Even a cursory glance of our biweekly “What Heavy Blog Is Really Listening To” posts will reveal that there is a great deal of variety among our staff’s musical tastes. Due to this, we brainstormed the idea of “Playlist Swap,” another biweekly segment that takes place between playlist updates. We…
For those who missed our last installment, We post biweekly updates covering what the staff at Heavy Blog have been spinning. Given the amount of time we spend on the site telling you about music that does not fall neatly into the confines of conventional “metal,” it should come as no surprise that many of us on staff have pretty eclectic tastes that range far outside of metal and heavy things. We can’t post about all of them at length here, but we can at least let you know what we’re actually listening to. For those that would like to participate as well (and please do) can drop a 3X3 in the comments, which can be made with tapmusic.net through your last.fm account, or create it manually with topsters.net. Also, consider these posts open threads to talk about pretty much anything music-related. We love hearing all of your thoughts on this stuff and love being able to nerd out along with all of you.

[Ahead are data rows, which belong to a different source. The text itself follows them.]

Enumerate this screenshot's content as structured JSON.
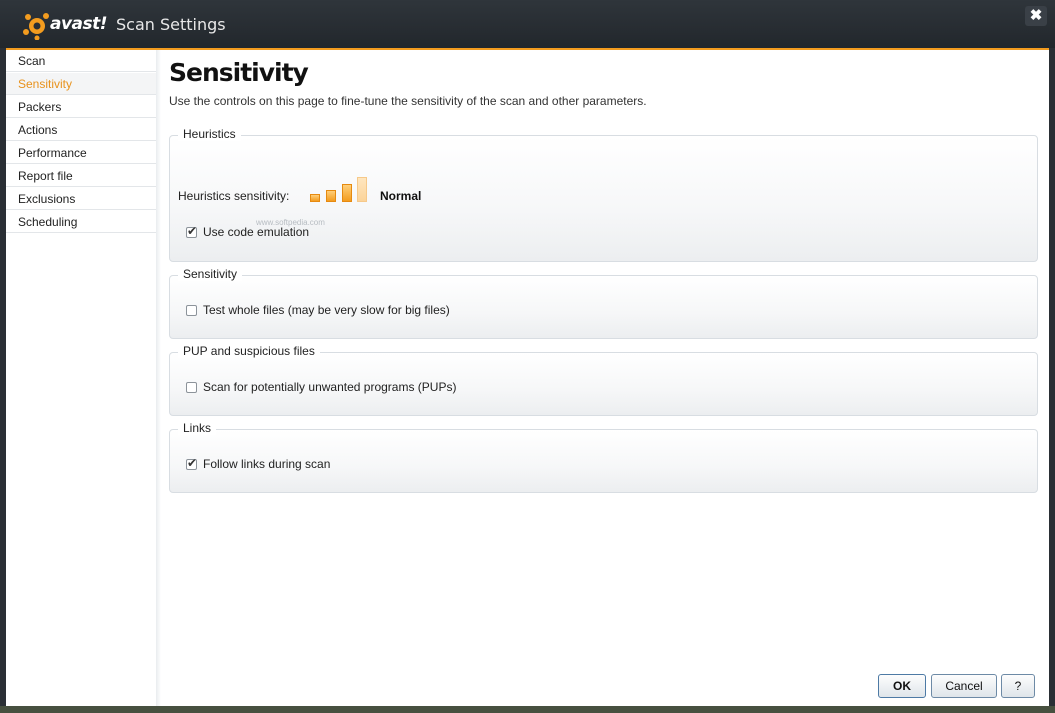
{
  "window": {
    "brand": "avast!",
    "title": "Scan Settings",
    "close_label": "✖"
  },
  "sidebar": {
    "items": [
      {
        "label": "Scan"
      },
      {
        "label": "Sensitivity"
      },
      {
        "label": "Packers"
      },
      {
        "label": "Actions"
      },
      {
        "label": "Performance"
      },
      {
        "label": "Report file"
      },
      {
        "label": "Exclusions"
      },
      {
        "label": "Scheduling"
      }
    ],
    "active_index": 1
  },
  "main": {
    "title": "Sensitivity",
    "description": "Use the controls on this page to fine-tune the sensitivity of the scan and other parameters.",
    "heuristics": {
      "group_label": "Heuristics",
      "sensitivity_label": "Heuristics sensitivity:",
      "level": "Normal",
      "level_bars_filled": 3,
      "level_bars_total": 4,
      "watermark": "www.softpedia.com",
      "code_emulation_label": "Use code emulation",
      "code_emulation_checked": true
    },
    "sensitivity": {
      "group_label": "Sensitivity",
      "whole_files_label": "Test whole files (may be very slow for big files)",
      "whole_files_checked": false
    },
    "pup": {
      "group_label": "PUP and suspicious files",
      "pup_label": "Scan for potentially unwanted programs (PUPs)",
      "pup_checked": false
    },
    "links": {
      "group_label": "Links",
      "follow_label": "Follow links during scan",
      "follow_checked": true
    }
  },
  "footer": {
    "ok_label": "OK",
    "cancel_label": "Cancel",
    "help_label": "?"
  },
  "colors": {
    "accent": "#f39c1f",
    "titlebar": "#2a2f35"
  }
}
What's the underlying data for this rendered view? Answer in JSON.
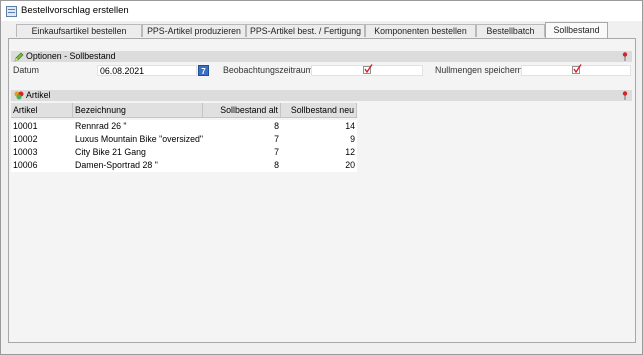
{
  "window": {
    "title": "Bestellvorschlag erstellen"
  },
  "tabs": [
    {
      "label": "Einkaufsartikel bestellen",
      "active": false
    },
    {
      "label": "PPS-Artikel produzieren",
      "active": false
    },
    {
      "label": "PPS-Artikel best. / Fertigung",
      "active": false
    },
    {
      "label": "Komponenten bestellen",
      "active": false
    },
    {
      "label": "Bestellbatch",
      "active": false
    },
    {
      "label": "Sollbestand",
      "active": true
    }
  ],
  "options": {
    "title": "Optionen - Sollbestand",
    "date_label": "Datum",
    "date_value": "06.08.2021",
    "calendar_button": "7",
    "observation_label": "Beobachtungszeitraum",
    "observation_checked": true,
    "zero_label": "Nullmengen speichern",
    "zero_checked": true
  },
  "articles": {
    "title": "Artikel",
    "columns": [
      "Artikel",
      "Bezeichnung",
      "Sollbestand alt",
      "Sollbestand neu"
    ],
    "rows": [
      {
        "artikel": "10001",
        "bezeichnung": "Rennrad 26 \"",
        "alt": "8",
        "neu": "14"
      },
      {
        "artikel": "10002",
        "bezeichnung": "Luxus Mountain Bike \"oversized\"",
        "alt": "7",
        "neu": "9"
      },
      {
        "artikel": "10003",
        "bezeichnung": "City Bike 21 Gang",
        "alt": "7",
        "neu": "12"
      },
      {
        "artikel": "10006",
        "bezeichnung": "Damen-Sportrad 28 \"",
        "alt": "8",
        "neu": "20"
      }
    ]
  },
  "colors": {
    "accent": "#3a6fc4",
    "check": "#d4232a",
    "section_bg": "#dcdcdc"
  }
}
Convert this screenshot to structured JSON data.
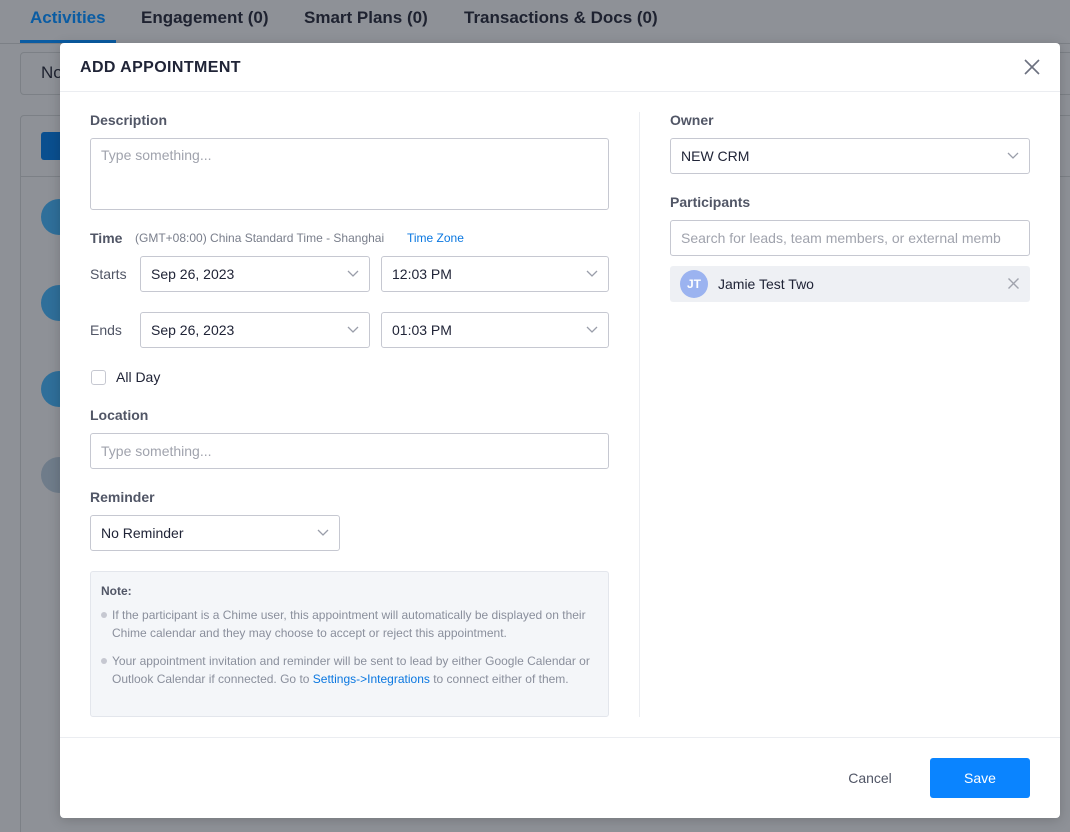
{
  "background": {
    "tabs": [
      {
        "label": "Activities"
      },
      {
        "label": "Engagement (0)"
      },
      {
        "label": "Smart Plans (0)"
      },
      {
        "label": "Transactions & Docs (0)"
      }
    ],
    "card_text": "No"
  },
  "modal": {
    "title": "ADD APPOINTMENT",
    "description": {
      "label": "Description",
      "placeholder": "Type something..."
    },
    "time": {
      "label": "Time",
      "timezone_text": "(GMT+08:00) China Standard Time - Shanghai",
      "timezone_link": "Time Zone",
      "starts_label": "Starts",
      "start_date": "Sep 26, 2023",
      "start_time": "12:03 PM",
      "ends_label": "Ends",
      "end_date": "Sep 26, 2023",
      "end_time": "01:03 PM"
    },
    "all_day": {
      "label": "All Day",
      "checked": false
    },
    "location": {
      "label": "Location",
      "placeholder": "Type something..."
    },
    "reminder": {
      "label": "Reminder",
      "value": "No Reminder"
    },
    "note": {
      "title": "Note:",
      "item1": "If the participant is a Chime user, this appointment will automatically be displayed on their Chime calendar and they may choose to accept or reject this appointment.",
      "item2_before": "Your appointment invitation and reminder will be sent to lead by either Google Calendar or Outlook Calendar if connected. Go to ",
      "item2_link": "Settings->Integrations",
      "item2_after": " to connect either of them."
    },
    "owner": {
      "label": "Owner",
      "value": "NEW CRM"
    },
    "participants": {
      "label": "Participants",
      "placeholder": "Search for leads, team members, or external memb",
      "items": [
        {
          "initials": "JT",
          "name": "Jamie Test Two"
        }
      ]
    },
    "footer": {
      "cancel": "Cancel",
      "save": "Save"
    },
    "colors": {
      "primary": "#0a84ff",
      "link": "#0a77e0",
      "avatar": "#9bb3f0"
    }
  }
}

The observant among you may find something familiar about LA’s up and coming hardcore firebrands Grand Lord High Master and their new song “Flexxx”; it actually made its debut over the holiday season as a part of our annual Heavy Comp Is Heavy compilation. In case you missed it, we’ve got its “official” premiere today before the album’s release this spring. Truthfully, “Flexxx” is a song so nice, we just had to debut it twice.
Denver’s Khemmis materialized as quickly and supernaturally as the panel van wizard-style illustrations that grace their album art. Absolution, their impressive debut album from the not-so-distant 2015, bubbled up as a critical favorite, garnering attention from publications large and small – no small feat for an upstart band in an already populated scene. Taking nods from old-school progenitors like Candlemass and Thin Lizzy, Khemmis carry diverse classic vibes into the modern era, zeroing in on a more alloyed kind of retro revival than peers like Pallbearer or The Sword. Somehow, in wizard-like fashion, they’ve quickly conjured their follow-up, Hunted, a record that polishes the ideas presented on Absolution, but ultimately feels like an all-too-familiar sequel.
While some subgenres of heavy music seem to fit better and have more of an impact on the listener during certain times of the year, there’s simply never a bad or inopportune time to throw on some sludge metal and envelop oneself in a sea of fuzz. Even though bands have been tipping their hats to the likes of Tony Iommi and Matt Pike for decades now, it almost always feels refreshing to hear a band casting aside their proclivities for dense orchestration and simply just rocking the fuck out. That’s where Florida’s Junior Bruce comes in.
No, not Warmonger; today’s band is Woe Monger, a new sludgy hardcore band out of Vancouver whose demo was released on Bandcamp just last week.
A lot of the bands I usually like to highlight during a Hey! Listen To article are bands that haven’t made a lot of headway into the mainstream, but nonetheless have a few albums under their belt. Of course there are always exceptions to that latter rule, like my support of Ukranian thrash band Hellcome or the folk metal outfit that I refuse to shut up about, Goatspsalm, and, in this entry, Turkey’s Mammoths on Giants.